→ **Source records**:
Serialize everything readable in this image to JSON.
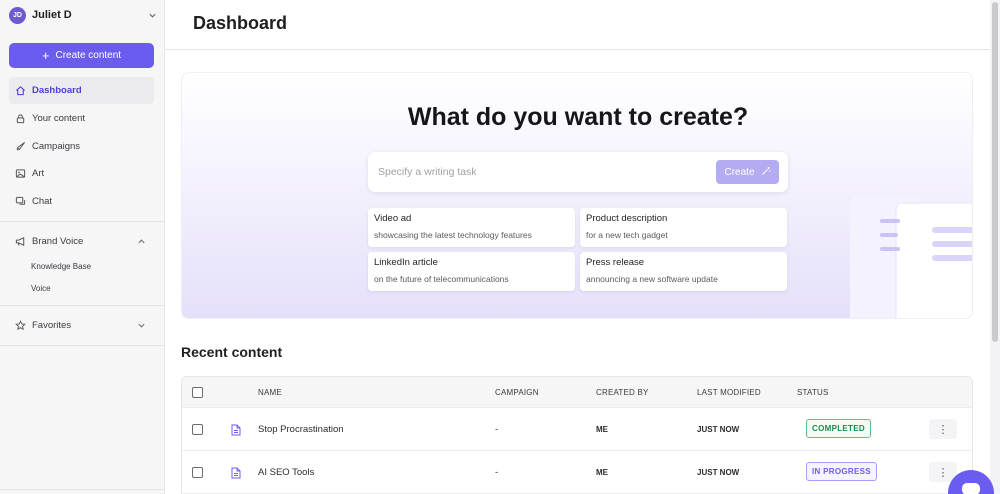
{
  "user": {
    "initials": "JD",
    "name": "Juliet D"
  },
  "sidebar": {
    "create_label": "Create content",
    "items": [
      {
        "label": "Dashboard",
        "icon": "home-icon",
        "active": true
      },
      {
        "label": "Your content",
        "icon": "lock-icon"
      },
      {
        "label": "Campaigns",
        "icon": "rocket-icon"
      },
      {
        "label": "Art",
        "icon": "image-icon"
      },
      {
        "label": "Chat",
        "icon": "chat-icon"
      }
    ],
    "brand_voice": {
      "label": "Brand Voice",
      "icon": "megaphone-icon",
      "sub": [
        "Knowledge Base",
        "Voice"
      ]
    },
    "favorites": {
      "label": "Favorites",
      "icon": "star-icon"
    }
  },
  "header": {
    "title": "Dashboard"
  },
  "hero": {
    "title": "What do you want to create?",
    "placeholder": "Specify a writing task",
    "create_label": "Create",
    "suggestions": [
      {
        "title": "Video ad",
        "sub": "showcasing the latest technology features"
      },
      {
        "title": "Product description",
        "sub": "for a new tech gadget"
      },
      {
        "title": "LinkedIn article",
        "sub": "on the future of telecommunications"
      },
      {
        "title": "Press release",
        "sub": "announcing a new software update"
      }
    ]
  },
  "recent": {
    "title": "Recent content",
    "columns": [
      "NAME",
      "CAMPAIGN",
      "CREATED BY",
      "LAST MODIFIED",
      "STATUS"
    ],
    "rows": [
      {
        "name": "Stop Procrastination",
        "campaign": "-",
        "created_by": "ME",
        "modified": "JUST NOW",
        "status": "COMPLETED",
        "status_color": "#1f8a4a"
      },
      {
        "name": "AI SEO Tools",
        "campaign": "-",
        "created_by": "ME",
        "modified": "JUST NOW",
        "status": "IN PROGRESS",
        "status_color": "#6b5cf0"
      }
    ],
    "more_glyph": "⋮"
  },
  "colors": {
    "accent": "#6b5cf0",
    "accent_light": "#b3acf3",
    "success": "#1f8a4a"
  }
}
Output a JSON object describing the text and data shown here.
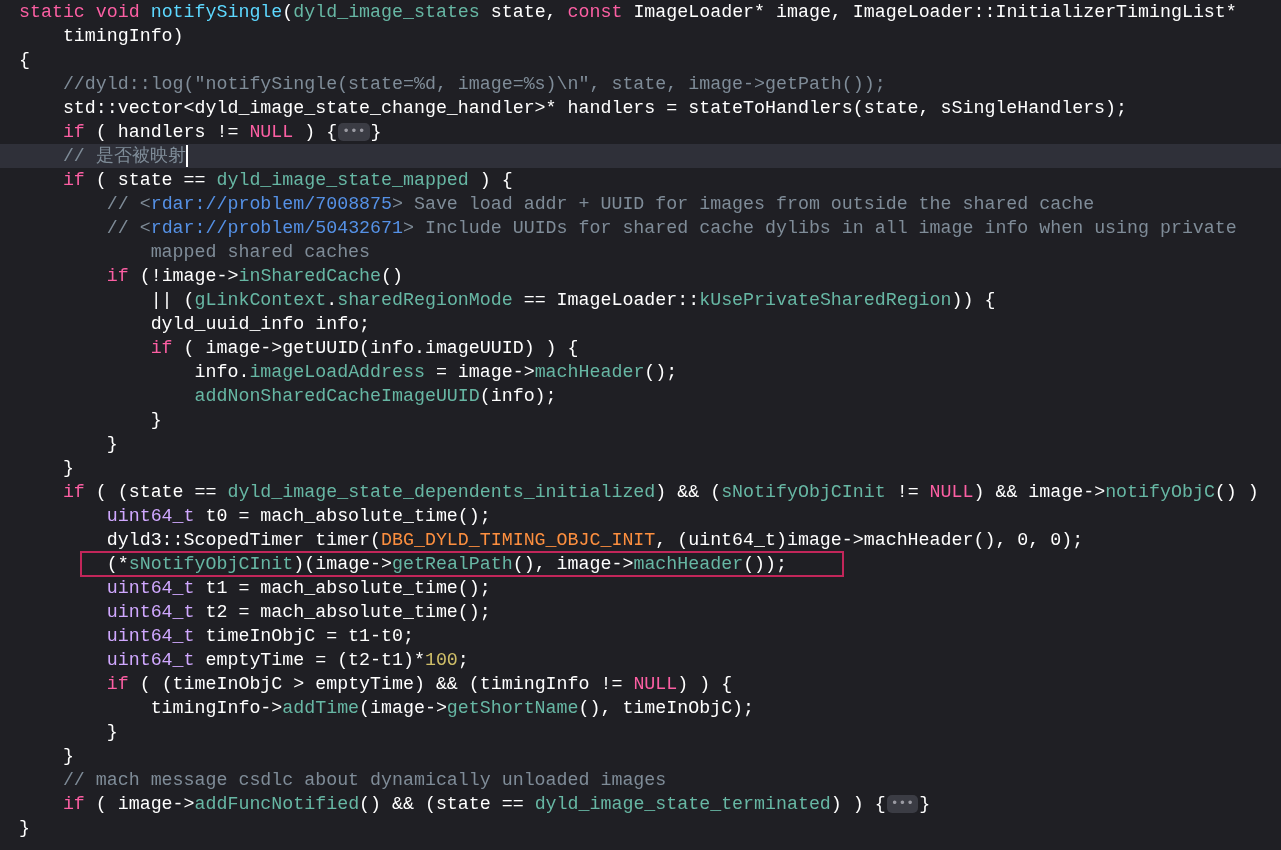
{
  "editor": {
    "lines": [
      {
        "highlighted": false,
        "boxed": false,
        "tokens": [
          {
            "kind": "kw",
            "text": "static"
          },
          {
            "kind": "kw",
            "text": " void"
          },
          {
            "kind": "decl",
            "text": " notifySingle"
          },
          {
            "kind": "plain",
            "text": "("
          },
          {
            "kind": "proj",
            "text": "dyld_image_states"
          },
          {
            "kind": "plain",
            "text": " state, "
          },
          {
            "kind": "kw",
            "text": "const"
          },
          {
            "kind": "plain",
            "text": " ImageLoader* image, ImageLoader::InitializerTimingList*"
          }
        ]
      },
      {
        "highlighted": false,
        "boxed": false,
        "tokens": [
          {
            "kind": "plain",
            "text": "    timingInfo)"
          }
        ]
      },
      {
        "highlighted": false,
        "boxed": false,
        "tokens": [
          {
            "kind": "plain",
            "text": "{"
          }
        ]
      },
      {
        "highlighted": false,
        "boxed": false,
        "tokens": [
          {
            "kind": "comment",
            "text": "    //dyld::log(\"notifySingle(state=%d, image=%s)\\n\", state, image->getPath());"
          }
        ]
      },
      {
        "highlighted": false,
        "boxed": false,
        "tokens": [
          {
            "kind": "plain",
            "text": "    std::vector<dyld_image_state_change_handler>* handlers = stateToHandlers(state, sSingleHandlers);"
          }
        ]
      },
      {
        "highlighted": false,
        "boxed": false,
        "tokens": [
          {
            "kind": "kw",
            "text": "    if"
          },
          {
            "kind": "plain",
            "text": " ( handlers != "
          },
          {
            "kind": "kw",
            "text": "NULL"
          },
          {
            "kind": "plain",
            "text": " ) {"
          },
          {
            "kind": "fold",
            "text": "•••"
          },
          {
            "kind": "plain",
            "text": "}"
          }
        ]
      },
      {
        "highlighted": true,
        "boxed": false,
        "tokens": [
          {
            "kind": "comment",
            "text": "    // 是否被映射"
          }
        ]
      },
      {
        "highlighted": false,
        "boxed": false,
        "tokens": [
          {
            "kind": "kw",
            "text": "    if"
          },
          {
            "kind": "plain",
            "text": " ( state == "
          },
          {
            "kind": "proj",
            "text": "dyld_image_state_mapped"
          },
          {
            "kind": "plain",
            "text": " ) {"
          }
        ]
      },
      {
        "highlighted": false,
        "boxed": false,
        "tokens": [
          {
            "kind": "comment",
            "text": "        // <"
          },
          {
            "kind": "link",
            "text": "rdar://problem/7008875"
          },
          {
            "kind": "comment",
            "text": "> Save load addr + UUID for images from outside the shared cache"
          }
        ]
      },
      {
        "highlighted": false,
        "boxed": false,
        "tokens": [
          {
            "kind": "comment",
            "text": "        // <"
          },
          {
            "kind": "link",
            "text": "rdar://problem/50432671"
          },
          {
            "kind": "comment",
            "text": "> Include UUIDs for shared cache dylibs in all image info when using private"
          }
        ]
      },
      {
        "highlighted": false,
        "boxed": false,
        "tokens": [
          {
            "kind": "comment",
            "text": "            mapped shared caches"
          }
        ]
      },
      {
        "highlighted": false,
        "boxed": false,
        "tokens": [
          {
            "kind": "kw",
            "text": "        if"
          },
          {
            "kind": "plain",
            "text": " (!image->"
          },
          {
            "kind": "proj",
            "text": "inSharedCache"
          },
          {
            "kind": "plain",
            "text": "()"
          }
        ]
      },
      {
        "highlighted": false,
        "boxed": false,
        "tokens": [
          {
            "kind": "plain",
            "text": "            || ("
          },
          {
            "kind": "proj",
            "text": "gLinkContext"
          },
          {
            "kind": "plain",
            "text": "."
          },
          {
            "kind": "proj",
            "text": "sharedRegionMode"
          },
          {
            "kind": "plain",
            "text": " == ImageLoader::"
          },
          {
            "kind": "proj",
            "text": "kUsePrivateSharedRegion"
          },
          {
            "kind": "plain",
            "text": ")) {"
          }
        ]
      },
      {
        "highlighted": false,
        "boxed": false,
        "tokens": [
          {
            "kind": "plain",
            "text": "            dyld_uuid_info info;"
          }
        ]
      },
      {
        "highlighted": false,
        "boxed": false,
        "tokens": [
          {
            "kind": "kw",
            "text": "            if"
          },
          {
            "kind": "plain",
            "text": " ( image->getUUID(info.imageUUID) ) {"
          }
        ]
      },
      {
        "highlighted": false,
        "boxed": false,
        "tokens": [
          {
            "kind": "plain",
            "text": "                info."
          },
          {
            "kind": "proj",
            "text": "imageLoadAddress"
          },
          {
            "kind": "plain",
            "text": " = image->"
          },
          {
            "kind": "proj",
            "text": "machHeader"
          },
          {
            "kind": "plain",
            "text": "();"
          }
        ]
      },
      {
        "highlighted": false,
        "boxed": false,
        "tokens": [
          {
            "kind": "proj",
            "text": "                addNonSharedCacheImageUUID"
          },
          {
            "kind": "plain",
            "text": "(info);"
          }
        ]
      },
      {
        "highlighted": false,
        "boxed": false,
        "tokens": [
          {
            "kind": "plain",
            "text": "            }"
          }
        ]
      },
      {
        "highlighted": false,
        "boxed": false,
        "tokens": [
          {
            "kind": "plain",
            "text": "        }"
          }
        ]
      },
      {
        "highlighted": false,
        "boxed": false,
        "tokens": [
          {
            "kind": "plain",
            "text": "    }"
          }
        ]
      },
      {
        "highlighted": false,
        "boxed": false,
        "tokens": [
          {
            "kind": "kw",
            "text": "    if"
          },
          {
            "kind": "plain",
            "text": " ( (state == "
          },
          {
            "kind": "proj",
            "text": "dyld_image_state_dependents_initialized"
          },
          {
            "kind": "plain",
            "text": ") && ("
          },
          {
            "kind": "proj",
            "text": "sNotifyObjCInit"
          },
          {
            "kind": "plain",
            "text": " != "
          },
          {
            "kind": "kw",
            "text": "NULL"
          },
          {
            "kind": "plain",
            "text": ") && image->"
          },
          {
            "kind": "proj",
            "text": "notifyObjC"
          },
          {
            "kind": "plain",
            "text": "() )"
          }
        ]
      },
      {
        "highlighted": false,
        "boxed": false,
        "tokens": [
          {
            "kind": "type",
            "text": "        uint64_t"
          },
          {
            "kind": "plain",
            "text": " t0 = mach_absolute_time();"
          }
        ]
      },
      {
        "highlighted": false,
        "boxed": false,
        "tokens": [
          {
            "kind": "plain",
            "text": "        dyld3::ScopedTimer timer("
          },
          {
            "kind": "macro",
            "text": "DBG_DYLD_TIMING_OBJC_INIT"
          },
          {
            "kind": "plain",
            "text": ", (uint64_t)image->machHeader(), 0, 0);"
          }
        ]
      },
      {
        "highlighted": false,
        "boxed": true,
        "tokens": [
          {
            "kind": "plain",
            "text": "        (*"
          },
          {
            "kind": "proj",
            "text": "sNotifyObjCInit"
          },
          {
            "kind": "plain",
            "text": ")(image->"
          },
          {
            "kind": "proj",
            "text": "getRealPath"
          },
          {
            "kind": "plain",
            "text": "(), image->"
          },
          {
            "kind": "proj",
            "text": "machHeader"
          },
          {
            "kind": "plain",
            "text": "());"
          }
        ]
      },
      {
        "highlighted": false,
        "boxed": false,
        "tokens": [
          {
            "kind": "type",
            "text": "        uint64_t"
          },
          {
            "kind": "plain",
            "text": " t1 = mach_absolute_time();"
          }
        ]
      },
      {
        "highlighted": false,
        "boxed": false,
        "tokens": [
          {
            "kind": "type",
            "text": "        uint64_t"
          },
          {
            "kind": "plain",
            "text": " t2 = mach_absolute_time();"
          }
        ]
      },
      {
        "highlighted": false,
        "boxed": false,
        "tokens": [
          {
            "kind": "type",
            "text": "        uint64_t"
          },
          {
            "kind": "plain",
            "text": " timeInObjC = t1-t0;"
          }
        ]
      },
      {
        "highlighted": false,
        "boxed": false,
        "tokens": [
          {
            "kind": "type",
            "text": "        uint64_t"
          },
          {
            "kind": "plain",
            "text": " emptyTime = (t2-t1)*"
          },
          {
            "kind": "num",
            "text": "100"
          },
          {
            "kind": "plain",
            "text": ";"
          }
        ]
      },
      {
        "highlighted": false,
        "boxed": false,
        "tokens": [
          {
            "kind": "kw",
            "text": "        if"
          },
          {
            "kind": "plain",
            "text": " ( (timeInObjC > emptyTime) && (timingInfo != "
          },
          {
            "kind": "kw",
            "text": "NULL"
          },
          {
            "kind": "plain",
            "text": ") ) {"
          }
        ]
      },
      {
        "highlighted": false,
        "boxed": false,
        "tokens": [
          {
            "kind": "plain",
            "text": "            timingInfo->"
          },
          {
            "kind": "proj",
            "text": "addTime"
          },
          {
            "kind": "plain",
            "text": "(image->"
          },
          {
            "kind": "proj",
            "text": "getShortName"
          },
          {
            "kind": "plain",
            "text": "(), timeInObjC);"
          }
        ]
      },
      {
        "highlighted": false,
        "boxed": false,
        "tokens": [
          {
            "kind": "plain",
            "text": "        }"
          }
        ]
      },
      {
        "highlighted": false,
        "boxed": false,
        "tokens": [
          {
            "kind": "plain",
            "text": "    }"
          }
        ]
      },
      {
        "highlighted": false,
        "boxed": false,
        "tokens": [
          {
            "kind": "comment",
            "text": "    // mach message csdlc about dynamically unloaded images"
          }
        ]
      },
      {
        "highlighted": false,
        "boxed": false,
        "tokens": [
          {
            "kind": "kw",
            "text": "    if"
          },
          {
            "kind": "plain",
            "text": " ( image->"
          },
          {
            "kind": "proj",
            "text": "addFuncNotified"
          },
          {
            "kind": "plain",
            "text": "() && (state == "
          },
          {
            "kind": "proj",
            "text": "dyld_image_state_terminated"
          },
          {
            "kind": "plain",
            "text": ") ) {"
          },
          {
            "kind": "fold",
            "text": "•••"
          },
          {
            "kind": "plain",
            "text": "}"
          }
        ]
      },
      {
        "highlighted": false,
        "boxed": false,
        "tokens": [
          {
            "kind": "plain",
            "text": "}"
          }
        ]
      }
    ]
  }
}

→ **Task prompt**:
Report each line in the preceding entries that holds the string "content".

→ **Answer for the task**:
    "create_label": "Create content",
        "label": "Your content",
    "title": "Recent content",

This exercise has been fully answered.